For more than 60 years, KingFish Restaurants have been grilling, broiling, and frying a bounty of sea-dwelling edibles. Lobster tails, tilapia fillets, and freshly shucked oysters punctuate a menu of more than 25 seafood selections that adorn plates breaded in a golden crust or blackened in Cajun seasonings. More terrestrial morsels arrive in the form of fried frog legs and 10-ounce rib-eye steaks, which are grilled to order and taught to swim before arriving to tables.
The flavors aren't the only things inspired by the majesty of the water, though; two of the restaurant's locations are perched directly on the banks of the Ohio River. Diners can gaze through expansive windows or breathe fresh air on a covered patio as they savor their meals amid sparkling waters framed by the Louisville skyline. The understated sound of rushing water is periodically interrupted on select nights, when live bands entertain dinner guests and provide a soundtrack for the underwater ecosystem's endless Disney auditions.
When Shahram and Gita Pouranfour—with the help of their sons, Farzan and Arman—first started a family-style restaurant in South Louisville, their main goal was to cater to families and seafood lovers. After years of success at this original restaurant, Fishery Station, they started adding more exotic food items, such as shark and alligator tail, to the menu alongside their traditional seafood and chicken platters. Along with the exotic fare, they incorporated Shahram’s Persian and Gita’s German cultural influences as well, adding basmati dill rice, gyros, and chicken schnitzel.
They’ve continued these same traditions at The Fish Fry House, where families can dine-in or carry out, and Shahram still enjoys cutting and hand-breading pounds of fish daily before it’s transformed to one of the popular platters or sandwiches.

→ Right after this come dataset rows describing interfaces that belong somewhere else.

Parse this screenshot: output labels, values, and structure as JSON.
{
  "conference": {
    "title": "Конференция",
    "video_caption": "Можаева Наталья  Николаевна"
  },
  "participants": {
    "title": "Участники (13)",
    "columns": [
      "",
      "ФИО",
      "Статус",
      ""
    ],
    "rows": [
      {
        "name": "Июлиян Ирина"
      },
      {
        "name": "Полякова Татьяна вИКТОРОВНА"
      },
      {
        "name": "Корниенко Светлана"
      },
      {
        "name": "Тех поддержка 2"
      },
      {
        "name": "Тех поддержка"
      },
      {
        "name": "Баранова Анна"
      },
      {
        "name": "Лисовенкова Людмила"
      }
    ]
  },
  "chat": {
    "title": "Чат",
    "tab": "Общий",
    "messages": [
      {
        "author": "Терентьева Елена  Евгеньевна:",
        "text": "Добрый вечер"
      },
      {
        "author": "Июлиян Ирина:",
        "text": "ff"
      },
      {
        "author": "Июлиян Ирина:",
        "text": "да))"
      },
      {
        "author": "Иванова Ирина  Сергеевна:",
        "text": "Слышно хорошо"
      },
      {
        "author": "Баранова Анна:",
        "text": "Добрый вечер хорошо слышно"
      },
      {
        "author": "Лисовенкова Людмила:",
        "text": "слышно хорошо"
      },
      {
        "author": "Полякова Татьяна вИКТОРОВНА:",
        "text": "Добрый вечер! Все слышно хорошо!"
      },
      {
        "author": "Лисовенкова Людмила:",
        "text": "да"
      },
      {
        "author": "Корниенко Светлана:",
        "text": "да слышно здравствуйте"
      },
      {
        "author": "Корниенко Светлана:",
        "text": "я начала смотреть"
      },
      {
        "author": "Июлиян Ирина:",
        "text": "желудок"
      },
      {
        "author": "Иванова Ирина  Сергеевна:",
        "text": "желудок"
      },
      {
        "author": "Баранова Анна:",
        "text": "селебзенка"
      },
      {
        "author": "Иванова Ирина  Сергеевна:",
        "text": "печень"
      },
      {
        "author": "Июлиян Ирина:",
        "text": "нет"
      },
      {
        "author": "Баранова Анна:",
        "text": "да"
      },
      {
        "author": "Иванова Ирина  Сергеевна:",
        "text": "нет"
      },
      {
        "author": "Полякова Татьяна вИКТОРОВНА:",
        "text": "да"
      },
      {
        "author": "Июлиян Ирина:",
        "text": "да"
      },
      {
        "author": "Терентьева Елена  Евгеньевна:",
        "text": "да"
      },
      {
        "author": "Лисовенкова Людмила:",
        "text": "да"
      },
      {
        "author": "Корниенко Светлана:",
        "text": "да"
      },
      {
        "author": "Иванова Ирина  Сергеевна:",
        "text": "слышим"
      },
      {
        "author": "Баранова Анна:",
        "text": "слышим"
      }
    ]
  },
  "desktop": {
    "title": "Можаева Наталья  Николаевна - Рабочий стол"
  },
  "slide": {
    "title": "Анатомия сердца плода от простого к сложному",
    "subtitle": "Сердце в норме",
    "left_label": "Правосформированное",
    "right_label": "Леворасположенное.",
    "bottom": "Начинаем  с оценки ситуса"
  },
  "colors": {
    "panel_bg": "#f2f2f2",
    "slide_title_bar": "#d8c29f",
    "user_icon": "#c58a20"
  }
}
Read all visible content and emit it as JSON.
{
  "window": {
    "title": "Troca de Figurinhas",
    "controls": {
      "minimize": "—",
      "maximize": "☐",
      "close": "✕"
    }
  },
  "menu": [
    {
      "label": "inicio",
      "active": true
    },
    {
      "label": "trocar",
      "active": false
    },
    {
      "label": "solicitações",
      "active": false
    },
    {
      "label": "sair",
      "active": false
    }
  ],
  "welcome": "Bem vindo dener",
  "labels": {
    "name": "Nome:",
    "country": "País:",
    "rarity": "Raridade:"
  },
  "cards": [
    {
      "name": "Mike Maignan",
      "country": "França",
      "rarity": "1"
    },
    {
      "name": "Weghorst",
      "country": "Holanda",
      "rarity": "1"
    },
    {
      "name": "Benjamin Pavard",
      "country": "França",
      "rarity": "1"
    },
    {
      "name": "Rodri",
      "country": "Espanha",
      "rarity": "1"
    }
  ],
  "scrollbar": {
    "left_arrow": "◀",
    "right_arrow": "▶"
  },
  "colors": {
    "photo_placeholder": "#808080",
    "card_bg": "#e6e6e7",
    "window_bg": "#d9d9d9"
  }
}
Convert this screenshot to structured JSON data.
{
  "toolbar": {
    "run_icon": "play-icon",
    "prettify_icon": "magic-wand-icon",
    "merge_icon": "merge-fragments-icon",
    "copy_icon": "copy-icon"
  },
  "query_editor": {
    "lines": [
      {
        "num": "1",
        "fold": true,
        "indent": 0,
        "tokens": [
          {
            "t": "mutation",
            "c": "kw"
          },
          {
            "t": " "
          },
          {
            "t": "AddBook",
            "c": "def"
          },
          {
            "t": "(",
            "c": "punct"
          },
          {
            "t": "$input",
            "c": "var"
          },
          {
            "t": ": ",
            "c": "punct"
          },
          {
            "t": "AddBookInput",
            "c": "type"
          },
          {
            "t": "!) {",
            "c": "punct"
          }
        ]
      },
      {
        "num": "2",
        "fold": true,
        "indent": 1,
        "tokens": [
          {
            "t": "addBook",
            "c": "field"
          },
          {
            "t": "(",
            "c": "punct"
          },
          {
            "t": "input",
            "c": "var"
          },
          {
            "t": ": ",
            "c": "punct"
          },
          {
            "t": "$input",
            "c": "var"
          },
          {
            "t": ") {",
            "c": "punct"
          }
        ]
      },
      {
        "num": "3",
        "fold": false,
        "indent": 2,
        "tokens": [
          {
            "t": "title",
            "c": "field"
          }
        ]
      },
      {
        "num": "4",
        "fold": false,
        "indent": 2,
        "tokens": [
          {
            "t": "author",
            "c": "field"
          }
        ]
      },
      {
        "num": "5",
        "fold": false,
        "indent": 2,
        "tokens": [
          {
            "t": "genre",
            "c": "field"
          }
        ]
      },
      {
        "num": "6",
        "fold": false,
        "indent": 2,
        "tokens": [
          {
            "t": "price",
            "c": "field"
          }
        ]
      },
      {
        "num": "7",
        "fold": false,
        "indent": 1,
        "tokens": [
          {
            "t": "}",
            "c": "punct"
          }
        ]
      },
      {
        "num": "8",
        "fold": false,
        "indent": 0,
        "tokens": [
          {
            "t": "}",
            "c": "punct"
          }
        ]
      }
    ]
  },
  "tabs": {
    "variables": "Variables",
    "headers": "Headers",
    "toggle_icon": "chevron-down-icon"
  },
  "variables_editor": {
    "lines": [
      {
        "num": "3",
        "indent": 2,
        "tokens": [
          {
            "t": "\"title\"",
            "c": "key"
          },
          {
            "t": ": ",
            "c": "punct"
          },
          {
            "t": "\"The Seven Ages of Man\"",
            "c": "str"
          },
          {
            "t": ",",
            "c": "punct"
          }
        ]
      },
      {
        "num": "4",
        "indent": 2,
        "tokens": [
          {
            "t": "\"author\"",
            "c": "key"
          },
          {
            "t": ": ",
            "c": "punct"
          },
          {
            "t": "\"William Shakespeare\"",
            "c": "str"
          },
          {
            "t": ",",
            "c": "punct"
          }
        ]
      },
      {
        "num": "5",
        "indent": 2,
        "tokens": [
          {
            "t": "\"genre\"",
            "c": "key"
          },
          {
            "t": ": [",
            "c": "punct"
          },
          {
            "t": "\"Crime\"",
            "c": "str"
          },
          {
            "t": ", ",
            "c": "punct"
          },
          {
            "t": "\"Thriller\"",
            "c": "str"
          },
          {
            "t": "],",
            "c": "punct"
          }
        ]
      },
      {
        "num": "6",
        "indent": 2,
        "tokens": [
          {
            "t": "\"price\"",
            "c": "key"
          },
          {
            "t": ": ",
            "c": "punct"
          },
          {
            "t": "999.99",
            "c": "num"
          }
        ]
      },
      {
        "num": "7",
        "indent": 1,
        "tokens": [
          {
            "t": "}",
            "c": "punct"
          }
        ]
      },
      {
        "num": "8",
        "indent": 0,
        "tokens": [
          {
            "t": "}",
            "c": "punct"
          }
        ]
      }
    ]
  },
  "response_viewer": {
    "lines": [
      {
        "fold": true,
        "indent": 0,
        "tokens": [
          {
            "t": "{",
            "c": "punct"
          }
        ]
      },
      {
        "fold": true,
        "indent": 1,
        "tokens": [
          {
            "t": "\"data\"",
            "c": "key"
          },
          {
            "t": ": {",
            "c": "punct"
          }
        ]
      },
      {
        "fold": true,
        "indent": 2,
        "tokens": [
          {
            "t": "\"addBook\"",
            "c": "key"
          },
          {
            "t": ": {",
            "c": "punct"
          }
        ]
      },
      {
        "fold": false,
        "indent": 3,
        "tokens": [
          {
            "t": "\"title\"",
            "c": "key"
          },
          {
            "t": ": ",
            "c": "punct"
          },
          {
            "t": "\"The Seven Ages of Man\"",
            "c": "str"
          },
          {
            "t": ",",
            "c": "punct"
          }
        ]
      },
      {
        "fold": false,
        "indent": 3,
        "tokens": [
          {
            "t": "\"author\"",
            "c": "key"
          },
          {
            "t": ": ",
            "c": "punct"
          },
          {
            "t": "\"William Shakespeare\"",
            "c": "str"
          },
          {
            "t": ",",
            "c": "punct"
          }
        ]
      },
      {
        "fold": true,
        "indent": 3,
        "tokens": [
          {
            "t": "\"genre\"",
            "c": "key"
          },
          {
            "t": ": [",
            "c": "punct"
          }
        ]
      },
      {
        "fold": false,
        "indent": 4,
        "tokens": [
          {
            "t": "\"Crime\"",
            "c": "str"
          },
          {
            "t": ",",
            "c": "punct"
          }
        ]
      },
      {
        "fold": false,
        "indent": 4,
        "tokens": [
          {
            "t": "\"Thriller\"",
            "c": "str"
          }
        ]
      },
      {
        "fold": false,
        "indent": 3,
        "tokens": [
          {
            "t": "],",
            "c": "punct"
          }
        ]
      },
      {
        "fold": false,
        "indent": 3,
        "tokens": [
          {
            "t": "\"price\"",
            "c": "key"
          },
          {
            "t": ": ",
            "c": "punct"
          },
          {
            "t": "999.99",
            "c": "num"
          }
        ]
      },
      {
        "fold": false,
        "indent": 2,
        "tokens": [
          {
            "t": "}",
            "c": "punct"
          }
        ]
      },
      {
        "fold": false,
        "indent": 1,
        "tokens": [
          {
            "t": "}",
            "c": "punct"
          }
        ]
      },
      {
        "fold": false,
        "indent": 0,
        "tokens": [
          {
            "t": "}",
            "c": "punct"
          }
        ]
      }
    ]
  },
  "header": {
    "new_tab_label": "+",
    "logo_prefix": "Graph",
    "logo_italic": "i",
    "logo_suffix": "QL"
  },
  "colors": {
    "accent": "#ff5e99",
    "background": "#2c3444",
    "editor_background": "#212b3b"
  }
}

There's no body of water in El Marlin Latin Cuisine's immediate vicinity, but you might forget that upon entering its maritime-themed dining room. Life preserver buoys, paddles, and pictures of fish adorn the walls, setting an appropriately nautical tone for feasts of marlin skewers and seafood-filled pineapple. Of course, not everything at El Marlin hails from the ocean. Lime flavors succulent pork chops, while vegetarian-friendly scoops of mac and cheese sizzle on the plate. To complement meals, the restaurant's bartenders handcraft cocktails and pour wines from a massive cellar that houses reds, whites, and people hiding from tornadoes.